Another example of optimism is the assumption about long-term Medicare cost growth built into current law. As part of the Affordable Care Act in 2009 and the Medicare Access and CHIP Reauthorization Act in 2015, Congress mandated that annual payment updates for a wide range of medical services be held to very ambitious (i.e., low) long-term growth targets. Official projections assume that over time these payment rate updates will largely offset cost growth from population aging, medical price inflation, and increases in the volume and intensity of services. 

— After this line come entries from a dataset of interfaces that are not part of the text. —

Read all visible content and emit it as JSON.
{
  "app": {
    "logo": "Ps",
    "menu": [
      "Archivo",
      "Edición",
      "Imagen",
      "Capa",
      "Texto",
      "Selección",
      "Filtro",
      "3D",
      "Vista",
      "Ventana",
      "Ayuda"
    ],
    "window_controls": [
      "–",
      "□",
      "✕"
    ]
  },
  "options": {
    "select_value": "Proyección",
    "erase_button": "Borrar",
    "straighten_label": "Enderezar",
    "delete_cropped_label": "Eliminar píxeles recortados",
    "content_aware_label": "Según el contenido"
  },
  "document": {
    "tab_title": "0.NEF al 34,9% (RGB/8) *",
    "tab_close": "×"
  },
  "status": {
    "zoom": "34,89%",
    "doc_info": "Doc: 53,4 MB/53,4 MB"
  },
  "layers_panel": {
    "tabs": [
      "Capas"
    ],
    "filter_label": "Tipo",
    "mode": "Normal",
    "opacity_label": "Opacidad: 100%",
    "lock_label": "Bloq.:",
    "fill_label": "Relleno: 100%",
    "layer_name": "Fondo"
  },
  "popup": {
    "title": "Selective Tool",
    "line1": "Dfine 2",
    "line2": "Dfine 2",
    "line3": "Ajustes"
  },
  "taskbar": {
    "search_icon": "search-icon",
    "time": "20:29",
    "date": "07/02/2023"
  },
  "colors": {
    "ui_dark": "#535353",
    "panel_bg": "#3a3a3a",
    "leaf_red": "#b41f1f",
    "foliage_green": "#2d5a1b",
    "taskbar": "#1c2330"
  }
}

The Medicare actuaries have consistently warned that these provisions may prove to be unrealistic saying, “in our view there is a strong likelihood that the scheduled physician payment updates and the productivity adjustments will not be achievable in the long range. It is reasonable to expect that Congress would find it necessary to legislatively override or otherwise modify the reductions in the future to ensure that Medicare beneficiaries continue to have access to health care services.”

Because of these concerns, the Medicare actuaries believe that “actual Medicare expenditures are likely to exceed the projections shown in the 2023 Trustees Report for current law, possibly by considerable amounts.” 

They recommend that, “[T]he current-law projections should not be interpreted as the most likely expectation of actual Medicare financial operations in the future. Rather, these projections illustrate the very favorable impact of permanently slower growth in health care costs, if such slower growth can be achieved” (emphasis added).

How such slower growth is to be achieved is left to speculation. If the presumed slowdown fails to materialize, the actuaries estimate that Medicare expenses would be roughly 35 percent higher over the 75-year evaluation period. 

Overall, it is deeply disappointing that lawmakers of both parties routinely ignore the trustees’ warnings. With projected trust fund insolvency close to becoming a grim reality for millions of seniors, lawmakers should make it a priority this year to find solutions that are both fiscally and generationally responsible.

Share this page

Related Blogs